Dataset rows for apps and sites:

Segment Open

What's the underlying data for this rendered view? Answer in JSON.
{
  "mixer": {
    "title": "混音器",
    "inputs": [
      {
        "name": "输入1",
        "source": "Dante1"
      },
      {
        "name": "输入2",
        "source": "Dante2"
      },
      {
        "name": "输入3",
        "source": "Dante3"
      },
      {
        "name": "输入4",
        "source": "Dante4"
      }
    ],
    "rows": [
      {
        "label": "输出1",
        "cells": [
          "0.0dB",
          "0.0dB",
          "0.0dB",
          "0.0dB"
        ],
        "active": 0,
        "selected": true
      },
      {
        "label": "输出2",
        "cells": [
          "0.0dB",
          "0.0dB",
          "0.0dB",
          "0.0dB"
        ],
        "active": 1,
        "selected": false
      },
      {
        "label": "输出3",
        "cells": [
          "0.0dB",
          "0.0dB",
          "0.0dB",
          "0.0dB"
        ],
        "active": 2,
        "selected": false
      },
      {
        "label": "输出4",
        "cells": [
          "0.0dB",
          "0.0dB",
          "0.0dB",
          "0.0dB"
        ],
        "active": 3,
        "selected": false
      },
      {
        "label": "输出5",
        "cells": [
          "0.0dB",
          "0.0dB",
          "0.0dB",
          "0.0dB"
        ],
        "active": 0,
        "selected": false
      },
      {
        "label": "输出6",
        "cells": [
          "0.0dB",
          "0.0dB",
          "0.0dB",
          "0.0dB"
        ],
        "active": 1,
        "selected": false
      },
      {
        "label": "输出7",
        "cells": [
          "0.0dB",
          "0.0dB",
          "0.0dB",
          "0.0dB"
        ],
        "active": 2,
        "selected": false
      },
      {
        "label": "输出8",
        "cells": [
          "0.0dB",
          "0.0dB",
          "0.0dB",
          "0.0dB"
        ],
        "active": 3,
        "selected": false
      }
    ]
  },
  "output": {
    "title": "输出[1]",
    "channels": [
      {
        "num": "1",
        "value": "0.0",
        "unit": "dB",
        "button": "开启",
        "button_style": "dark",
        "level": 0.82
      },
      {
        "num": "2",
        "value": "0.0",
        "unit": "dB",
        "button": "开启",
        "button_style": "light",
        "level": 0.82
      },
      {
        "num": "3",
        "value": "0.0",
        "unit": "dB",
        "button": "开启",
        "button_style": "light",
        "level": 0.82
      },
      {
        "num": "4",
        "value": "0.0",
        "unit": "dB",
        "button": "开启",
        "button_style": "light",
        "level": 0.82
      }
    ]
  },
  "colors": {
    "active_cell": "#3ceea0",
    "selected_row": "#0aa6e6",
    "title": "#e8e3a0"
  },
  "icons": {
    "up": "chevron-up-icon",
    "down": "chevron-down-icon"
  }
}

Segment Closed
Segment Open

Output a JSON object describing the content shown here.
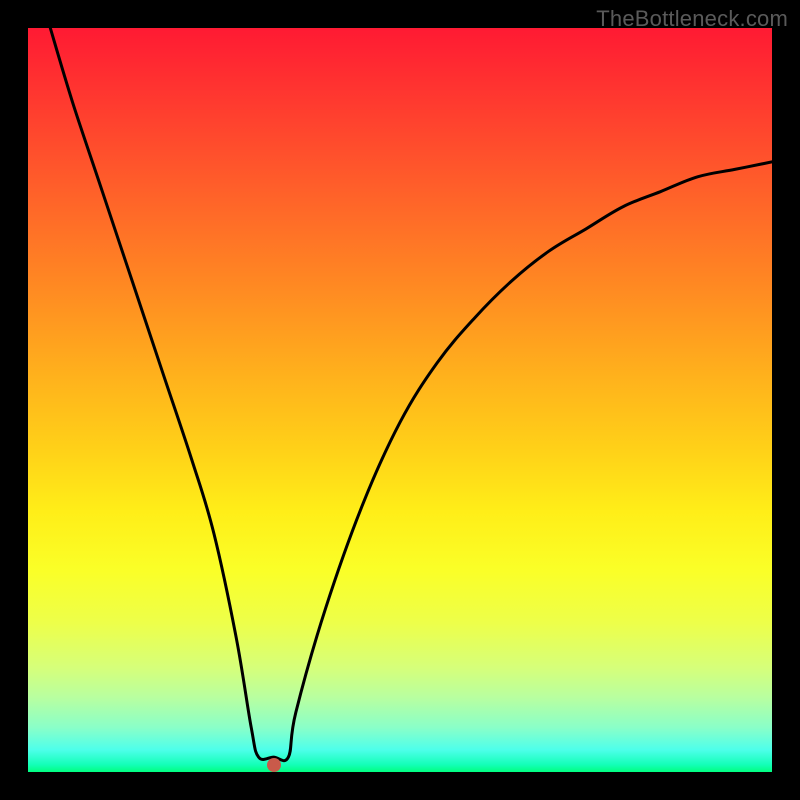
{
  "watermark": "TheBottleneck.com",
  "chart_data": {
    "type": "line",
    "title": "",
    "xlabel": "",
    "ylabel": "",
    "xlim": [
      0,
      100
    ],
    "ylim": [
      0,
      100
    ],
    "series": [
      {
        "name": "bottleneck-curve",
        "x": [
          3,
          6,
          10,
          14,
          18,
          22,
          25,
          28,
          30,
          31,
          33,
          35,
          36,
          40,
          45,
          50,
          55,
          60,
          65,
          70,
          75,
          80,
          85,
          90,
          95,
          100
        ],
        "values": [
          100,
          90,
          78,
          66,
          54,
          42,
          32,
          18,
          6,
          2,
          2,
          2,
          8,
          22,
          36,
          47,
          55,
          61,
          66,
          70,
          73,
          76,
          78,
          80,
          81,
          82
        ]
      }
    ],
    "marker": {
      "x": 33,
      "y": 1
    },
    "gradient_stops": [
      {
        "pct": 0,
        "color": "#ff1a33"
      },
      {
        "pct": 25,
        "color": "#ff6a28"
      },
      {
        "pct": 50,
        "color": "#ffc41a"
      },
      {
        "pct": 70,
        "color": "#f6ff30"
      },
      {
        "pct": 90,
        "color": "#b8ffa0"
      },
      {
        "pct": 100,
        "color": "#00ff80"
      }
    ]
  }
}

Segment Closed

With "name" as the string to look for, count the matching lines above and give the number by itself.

5